The Partner looked at her and said in a high tone to attract attention:
“You did not come here to type. We have many Secretaries who can type. In fact, my Secretary is there doing nothing. She can type the proposal for you. What I need is the methodology. And it does not need a computer. Get any piece of paper and write the mythology down. Then give it to my secretary.”
The partner added a critical comment which I want you to note down:
“Average staff complain about lack of resources. Great staff look at the way around the problem.”
What kind of employee are you?
Do you wait for someone to ask you and then you explain how you don’t have the tools to do the work? Or you are proactive. You explore options around the problem. Ask a friend to use their computer briefly or handwrite the report or stay late to work with the secretary to do the work. Great staff will also ask around how a proposal is submitted and what one must do as a champion?
That way you have ideas on how to manage internal politics.
So, what kind of employee are you?
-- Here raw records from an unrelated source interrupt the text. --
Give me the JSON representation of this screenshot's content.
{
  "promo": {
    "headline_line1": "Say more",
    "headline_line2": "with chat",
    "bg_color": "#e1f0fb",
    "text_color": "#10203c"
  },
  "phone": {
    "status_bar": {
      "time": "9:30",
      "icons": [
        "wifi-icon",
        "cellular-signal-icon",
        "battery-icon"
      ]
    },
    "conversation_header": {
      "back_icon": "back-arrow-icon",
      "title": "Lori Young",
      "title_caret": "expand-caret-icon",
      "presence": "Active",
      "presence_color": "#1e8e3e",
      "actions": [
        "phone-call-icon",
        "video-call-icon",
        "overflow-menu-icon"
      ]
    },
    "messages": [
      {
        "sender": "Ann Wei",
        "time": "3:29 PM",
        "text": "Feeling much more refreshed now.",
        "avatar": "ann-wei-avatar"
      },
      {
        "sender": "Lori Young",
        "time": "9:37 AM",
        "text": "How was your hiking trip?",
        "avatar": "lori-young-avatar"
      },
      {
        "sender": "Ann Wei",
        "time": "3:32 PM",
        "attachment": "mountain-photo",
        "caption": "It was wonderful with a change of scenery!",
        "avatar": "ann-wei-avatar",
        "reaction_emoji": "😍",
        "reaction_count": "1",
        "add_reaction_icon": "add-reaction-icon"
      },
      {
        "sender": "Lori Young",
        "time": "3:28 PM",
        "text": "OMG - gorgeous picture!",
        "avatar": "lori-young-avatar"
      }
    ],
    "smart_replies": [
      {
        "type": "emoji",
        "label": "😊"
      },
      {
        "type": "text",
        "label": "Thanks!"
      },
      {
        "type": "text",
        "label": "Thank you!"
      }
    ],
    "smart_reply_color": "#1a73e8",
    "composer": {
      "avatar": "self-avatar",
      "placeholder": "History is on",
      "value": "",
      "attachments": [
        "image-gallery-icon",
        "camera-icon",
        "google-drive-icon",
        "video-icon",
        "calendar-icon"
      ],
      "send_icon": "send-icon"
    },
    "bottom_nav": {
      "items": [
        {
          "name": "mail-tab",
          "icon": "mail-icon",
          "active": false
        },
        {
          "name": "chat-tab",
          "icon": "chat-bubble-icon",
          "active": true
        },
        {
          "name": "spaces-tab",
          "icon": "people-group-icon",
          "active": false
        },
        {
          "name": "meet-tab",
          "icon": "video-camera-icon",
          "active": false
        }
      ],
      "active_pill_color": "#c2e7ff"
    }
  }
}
Do you look at the glass half full or half empty as most Ugandans have been looking at Air Uganda’s second coming.